- _Exercise aim_
In the listing that follows, give every line again exactly and omit the pictures.

• • • •

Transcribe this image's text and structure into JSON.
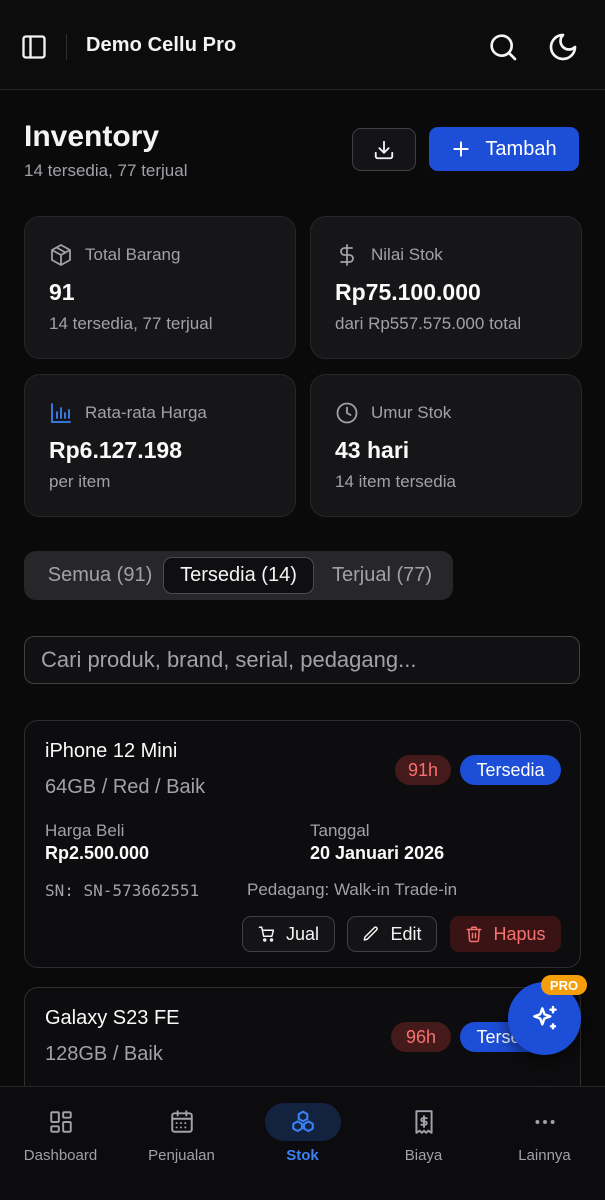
{
  "header": {
    "app_name": "Demo Cellu Pro"
  },
  "page": {
    "title": "Inventory",
    "subtitle": "14 tersedia, 77 terjual",
    "add_label": "Tambah"
  },
  "stats": [
    {
      "label": "Total Barang",
      "value": "91",
      "desc": "14 tersedia, 77 terjual",
      "icon": "box-icon"
    },
    {
      "label": "Nilai Stok",
      "value": "Rp75.100.000",
      "desc": "dari Rp557.575.000 total",
      "icon": "dollar-icon"
    },
    {
      "label": "Rata-rata Harga",
      "value": "Rp6.127.198",
      "desc": "per item",
      "icon": "bar-chart-icon"
    },
    {
      "label": "Umur Stok",
      "value": "43 hari",
      "desc": "14 item tersedia",
      "icon": "clock-icon"
    }
  ],
  "tabs": [
    {
      "label": "Semua (91)",
      "active": false
    },
    {
      "label": "Tersedia (14)",
      "active": true
    },
    {
      "label": "Terjual (77)",
      "active": false
    }
  ],
  "search": {
    "placeholder": "Cari produk, brand, serial, pedagang...",
    "value": ""
  },
  "items": [
    {
      "name": "iPhone 12 Mini",
      "variant": "64GB / Red / Baik",
      "age": "91h",
      "status": "Tersedia",
      "buy_label": "Harga Beli",
      "buy_price": "Rp2.500.000",
      "date_label": "Tanggal",
      "date": "20 Januari 2026",
      "serial": "SN: SN-573662551",
      "dealer": "Pedagang: Walk-in Trade-in",
      "actions": {
        "sell": "Jual",
        "edit": "Edit",
        "delete": "Hapus"
      }
    },
    {
      "name": "Galaxy S23 FE",
      "variant": "128GB / Baik",
      "age": "96h",
      "status": "Tersedia"
    }
  ],
  "fab": {
    "badge": "PRO",
    "icon": "sparkles-icon"
  },
  "nav": [
    {
      "label": "Dashboard",
      "icon": "dashboard-icon",
      "active": false
    },
    {
      "label": "Penjualan",
      "icon": "calendar-icon",
      "active": false
    },
    {
      "label": "Stok",
      "icon": "boxes-icon",
      "active": true
    },
    {
      "label": "Biaya",
      "icon": "receipt-icon",
      "active": false
    },
    {
      "label": "Lainnya",
      "icon": "more-icon",
      "active": false
    }
  ],
  "colors": {
    "accent": "#1d4ed8",
    "danger": "#f87171",
    "pro": "#f59e0b",
    "nav_active": "#3b82f6"
  }
}
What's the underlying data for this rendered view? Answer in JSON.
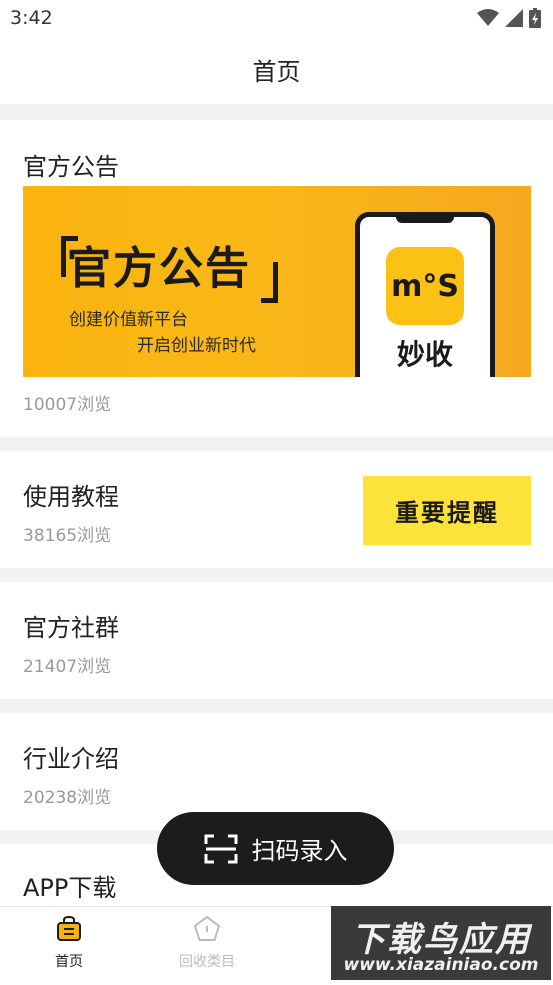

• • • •

- _Task response_
Transcribe this image's text and structure into JSON.
{
  "header": {
    "app_name": "Demo Cellu Pro"
  },
  "page": {
    "title": "Inventory",
    "subtitle": "14 tersedia, 77 terjual",
    "add_label": "Tambah"
  },
  "stats": [
    {
      "label": "Total Barang",
      "value": "91",
      "desc": "14 tersedia, 77 terjual",
      "icon": "box-icon"
    },
    {
      "label": "Nilai Stok",
      "value": "Rp75.100.000",
      "desc": "dari Rp557.575.000 total",
      "icon": "dollar-icon"
    },
    {
      "label": "Rata-rata Harga",
      "value": "Rp6.127.198",
      "desc": "per item",
      "icon": "bar-chart-icon"
    },
    {
      "label": "Umur Stok",
      "value": "43 hari",
      "desc": "14 item tersedia",
      "icon": "clock-icon"
    }
  ],
  "tabs": [
    {
      "label": "Semua (91)",
      "active": false
    },
    {
      "label": "Tersedia (14)",
      "active": true
    },
    {
      "label": "Terjual (77)",
      "active": false
    }
  ],
  "search": {
    "placeholder": "Cari produk, brand, serial, pedagang...",
    "value": ""
  },
  "items": [
    {
      "name": "iPhone 12 Mini",
      "variant": "64GB / Red / Baik",
      "age": "91h",
      "status": "Tersedia",
      "buy_label": "Harga Beli",
      "buy_price": "Rp2.500.000",
      "date_label": "Tanggal",
      "date": "20 Januari 2026",
      "serial": "SN: SN-573662551",
      "dealer": "Pedagang: Walk-in Trade-in",
      "actions": {
        "sell": "Jual",
        "edit": "Edit",
        "delete": "Hapus"
      }
    },
    {
      "name": "Galaxy S23 FE",
      "variant": "128GB / Baik",
      "age": "96h",
      "status": "Tersedia"
    }
  ],
  "fab": {
    "badge": "PRO",
    "icon": "sparkles-icon"
  },
  "nav": [
    {
      "label": "Dashboard",
      "icon": "dashboard-icon",
      "active": false
    },
    {
      "label": "Penjualan",
      "icon": "calendar-icon",
      "active": false
    },
    {
      "label": "Stok",
      "icon": "boxes-icon",
      "active": true
    },
    {
      "label": "Biaya",
      "icon": "receipt-icon",
      "active": false
    },
    {
      "label": "Lainnya",
      "icon": "more-icon",
      "active": false
    }
  ],
  "colors": {
    "accent": "#1d4ed8",
    "danger": "#f87171",
    "pro": "#f59e0b",
    "nav_active": "#3b82f6"
  }
}
What's the underlying data for this rendered view? Answer in JSON.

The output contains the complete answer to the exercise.